Up from your startled feet aloof,

In the famous Echo-Room, with a bound

Leaps the echo, and round and round

Beating itself against the roof,—

A horrible, gasping, shuddering sound,—

Dies ere its terror can utter proof

Of that it knows. A door is fast,

And none is suffered to enter there.

His sacred majesty could not bear

To look at it toward the last,

As he grew very old. It opened where

The queen died young so many years past.

How the queen died is not certainly known;

But in the palace’s solitude

A harking dread and horror brood,

And a silence, as if a mortal groan

Had been hushed the moment before, and would

Break forth again when you were gone.

The present king has never dwelt

In the desolate palace. From year to year

In the wide and stately garden drear

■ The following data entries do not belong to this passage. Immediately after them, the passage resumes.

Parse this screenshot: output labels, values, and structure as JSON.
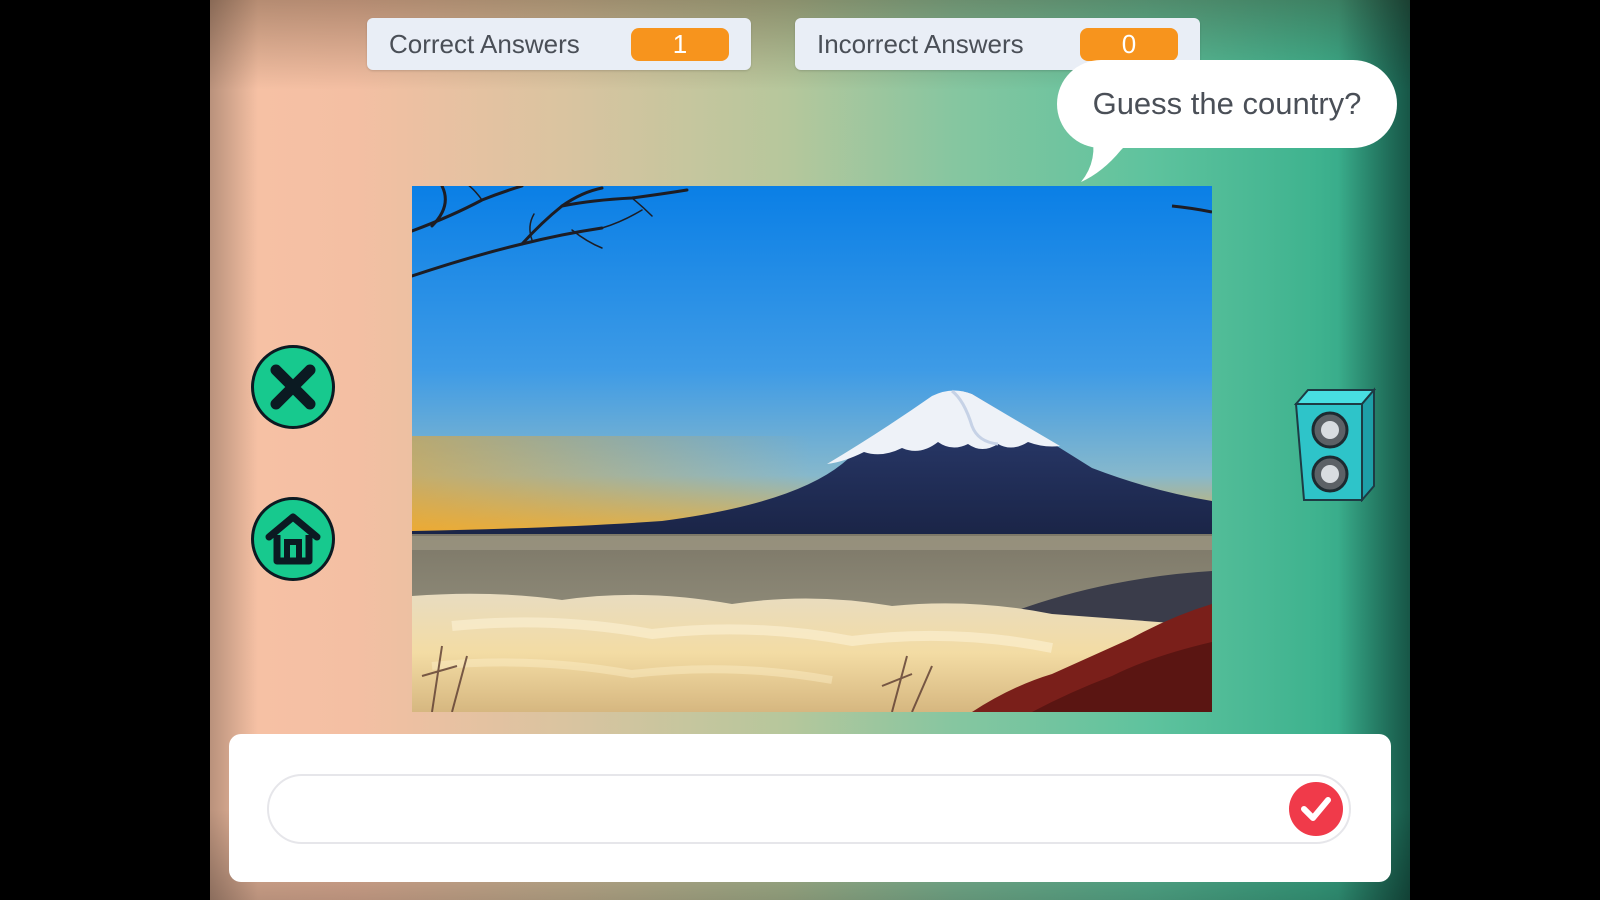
{
  "scoreboard": {
    "correct_label": "Correct Answers",
    "correct_value": "1",
    "incorrect_label": "Incorrect Answers",
    "incorrect_value": "0"
  },
  "prompt": {
    "text": "Guess the country?"
  },
  "photo": {
    "subject": "snow-capped mountain above a sea of clouds at sunrise"
  },
  "controls": {
    "close_icon": "close-x-icon",
    "home_icon": "home-icon",
    "speaker_icon": "speaker-icon",
    "submit_icon": "checkmark-icon"
  },
  "answer": {
    "value": "",
    "placeholder": ""
  },
  "colors": {
    "accent_green": "#17c98e",
    "counter_orange": "#f7941d",
    "submit_red": "#f03a4a",
    "speaker_teal": "#2ec4c9"
  }
}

The snows and the snowy blossoms melt

Unheeded, and a ghastly fear

Through all the shivering leaves is felt.

By night the gathering shadows creep

Along the dusk and hollow halls,

And the slumber-broken palace calls

With stifled moans from its nightmare sleep;

And then the ghostly moonlight falls

Athwart the darkness brown and deep.

At early dawn the light wind sighs,

And through the desert garden blows

The wasted sweetness of the rose;

At noon the feverish sunshine lies

Sick in the walks. But at evening’s close,

When the last, long rays to the windows rise,

And with many a blood-red, wrathful streak

Pierce through the twilight glooms that blur

His cruel vigilance and her

Regard, they light fierce looks that wreak

A hopeless hate that cannot stir,

A voiceless hate that cannot speak

In the awful calm of the sleepless eyes;

And as if she saw her murderer glare

On her face, and he the white despair

Of his victim kindle in wild surmise,

Confronted the conscious pictures stare,—

And their secret back into darkness dies.